BOSTON -- During his time as a powerful baseball agent, Scott Boras has seen just about everything. But he experienced quite a different thing over the past few weeks in negotiating a contract with the Red Sox for the services of Japanese star Daisuke Matsuzaka.

The one thing that was hard for Boras to get past -- and perhaps the reason the negotiations took so long -- was that the Seibu Lions got nearly as much during the posting process ($51.1 million) as his client will get over the life of his six-year contract. Matsuzaka will make a guaranteed $52 million, with escalator clauses that could bring it to $60 million.

Boras doesn't have a problem with the posting system in itself. He just thinks the way the posting fee gets distributed should undergo a drastic overhaul.

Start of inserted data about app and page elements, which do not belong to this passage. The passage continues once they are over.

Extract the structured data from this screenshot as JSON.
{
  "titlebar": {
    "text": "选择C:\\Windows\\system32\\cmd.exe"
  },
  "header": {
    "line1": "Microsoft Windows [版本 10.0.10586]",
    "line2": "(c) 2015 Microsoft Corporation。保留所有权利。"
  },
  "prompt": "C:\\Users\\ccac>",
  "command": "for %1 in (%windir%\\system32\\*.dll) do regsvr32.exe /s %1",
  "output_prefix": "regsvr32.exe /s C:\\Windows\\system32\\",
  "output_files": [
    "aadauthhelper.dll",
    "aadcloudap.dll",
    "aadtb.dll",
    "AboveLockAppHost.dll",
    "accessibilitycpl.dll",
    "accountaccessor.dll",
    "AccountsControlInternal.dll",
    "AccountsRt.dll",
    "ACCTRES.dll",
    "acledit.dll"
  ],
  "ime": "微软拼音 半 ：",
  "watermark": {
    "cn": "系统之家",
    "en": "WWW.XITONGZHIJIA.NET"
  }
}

"This is an internationally curious negotiation," said Boras. "In my mind, the system needs to be this: If there is a posting application, so be it. But the money goes to the player, and then the clubs negotiate from that foundation and the player negotiates and then they reach a final number.

"Then a percentage of that number is then given to the franchise [in Japan]. That's how you truly negotiate those contracts, because then the club is truly paying the player whatever they choose to pay him. The cost of that is that you understand that the posting system is your choice. You're giving that team back from your total, and you get to make that decision. If they had a system like that, I'd say it would be much more manageable than building a barrier between the two parties, which this posting system does."

But under that system, would the teams in Japan still have the same incentive to post a prized player to the Major Leagues?

"I think for great players, you're still going to obtain sums of money that are great for them," Boras said. "Remember that it's a percentage of the whole. It just has to be limited to where this system can be representative of the teams' desire."


In the end, Boras might not have loved the process, but he essentially viewed it as a successful negotiation.

"My greatest concern through the process was that this young man and his abilities could transfer to his contract," said Boras.

Originally, there seemed to be a school of thought that Boras would want a shorter contract for Matsuzaka which would enable him to be a free agent after three or four years.

But in the end, he didn't mind signing off on the six-year deal.

"We had no reservation about the years," said Boras. "We have a young pitcher who will be a free agent at a young age. We want his family to spend a good number of years here in the States -- where they have a consistent place -- and having the ability to stay in one city for six years was frankly something we were very happy with. It allows him to know the league. It's not in any way a negative."

Matsuzaka's contract will break down thusly: He'll make a base salary of $6 million in 2007, $8 million for the next three years after that, and $10 million annually for the last two years of the deal. The contract also included a $2 million signing bonus.